All indications show we are entering into a highly volatile political environment. The happenings in the recent past show that unless something drastic is done, we could be staring at yet another disruptive season in the next seven months.
This is against a backdrop of a nation that actually does business for just about three years of the five years of an electoral cycle. We spend at least one year in campaigns and another one year recovering. No wonder businesses are already slowing down.
What is more, like other nations, Kenya has suffered the effects of the Covid-19 pandemic, which has greatly affected businesses across the board. Organisations are on edge.
The question that arises is how leaders can navigate this disruptive season to keep their businesses afloat… and growing.
This was the subject of discussion at a recent Senior Leaders Breakfast Forum, which also served as the launch of The Catalead, a leadership development consultancy. Gathered under the theme, Recalibrating Leadership in Disruptive Times, the conversation focused on the critical role of a leader in seasons of turbulence. Safaricom CEO Peter Ndegwa, who was the keynote speaker, raised pertinent issues that leaders must consider in times of crisis.
Debunking the tag of dominance as a factor in the success of Safaricom, Ndegwa reasoned that their success has been all a matter of leadership. In any case, Safaricom found some competitors in the market, having started a few years earlier.
To the contrary, he argued that with good principles and practice, a leader can steer an organisation into good success, even in difficult times. According to Ndegwa, a strong sense of purpose transcends crisis. He warned against what he termed illusion of risk, saying that perceived risk is often not real, or not as a high as it seems.

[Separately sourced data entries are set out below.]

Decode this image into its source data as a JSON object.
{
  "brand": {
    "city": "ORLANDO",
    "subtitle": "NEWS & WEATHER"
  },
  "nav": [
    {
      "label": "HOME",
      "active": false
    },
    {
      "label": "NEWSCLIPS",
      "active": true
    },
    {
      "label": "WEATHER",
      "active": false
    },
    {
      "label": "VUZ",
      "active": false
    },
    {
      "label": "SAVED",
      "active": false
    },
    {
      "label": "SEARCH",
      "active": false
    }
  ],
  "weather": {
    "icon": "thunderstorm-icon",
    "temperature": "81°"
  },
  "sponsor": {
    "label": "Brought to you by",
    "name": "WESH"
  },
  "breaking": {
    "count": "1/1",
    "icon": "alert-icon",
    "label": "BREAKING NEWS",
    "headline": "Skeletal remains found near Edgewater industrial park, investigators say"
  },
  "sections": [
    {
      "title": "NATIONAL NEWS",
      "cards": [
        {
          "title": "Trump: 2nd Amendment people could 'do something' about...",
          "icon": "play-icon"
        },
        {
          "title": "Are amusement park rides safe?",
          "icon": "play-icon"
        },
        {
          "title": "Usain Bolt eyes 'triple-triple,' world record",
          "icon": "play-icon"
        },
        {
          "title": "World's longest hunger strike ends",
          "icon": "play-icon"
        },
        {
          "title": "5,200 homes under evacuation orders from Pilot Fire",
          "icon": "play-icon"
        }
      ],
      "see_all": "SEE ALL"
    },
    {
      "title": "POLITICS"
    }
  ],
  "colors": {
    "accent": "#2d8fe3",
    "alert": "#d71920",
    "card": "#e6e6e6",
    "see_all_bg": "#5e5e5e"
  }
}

Interestingly, Carole Kariuki, a panellist at the same event, gave her story of how, she led KEPSA to grow in profits in 2020, at the height of the pandemic without laying off staff or cutting down on their salaries.
As the CEO of the umbrella body of many business entities, Carole reported that in times of crisis, she noticed that businesses survive when leaders put people before profits. She argued that contrary to the high premium placed on rationality in decision making, leaders should not ignore intuition – what Americans call gut feeling. This can help the leader anticipate future crises and prepare appropriately for them.
This is interesting because, during my PhD studies, the dissertation of a classmate was on intuition as a critical component of decision making. It turned out to be a seminal study that scientifically supported intuition as a viable basis for decision making.
Indeed, since then, several studies have shown that through intuition, a leader can present a future vision in contrast to the present status and thus move followers through ambiguity toward clarity of understanding and shared insight.
This will influence them to see and accept the future state of the organisation as a desirable condition worth making personal sacrifices for.
Character is another key leadership factor for surviving a crisis according to Ndegwa. He stirred the house when he compared a leader to a shop window, where people stop and look in. What they see will determine whether they get attracted or repelled.
He further advised that leaders must not be distracted by noise – especially from social media. When people say things about you, do not take it too seriously – learn to laugh at yourself.
With many other such insights, the two leaders – Peter and Carole – left the houseful of senior leaders well advised on how to recalibrate their leadership in disruptive times.
As we face an uncertain future in the next several months, what became clear is that with deliberate effort, leaders can muster the skills necessary for navigating the toughest of turbulences.
Indeed, the moderator Victoria Rubadiri crowned it with a Winston Churchill quote: Don’t let a good crisis go to waste. The Covid pandemic and electoral tensions might combine to create a good crisis. We must not let it go to waste.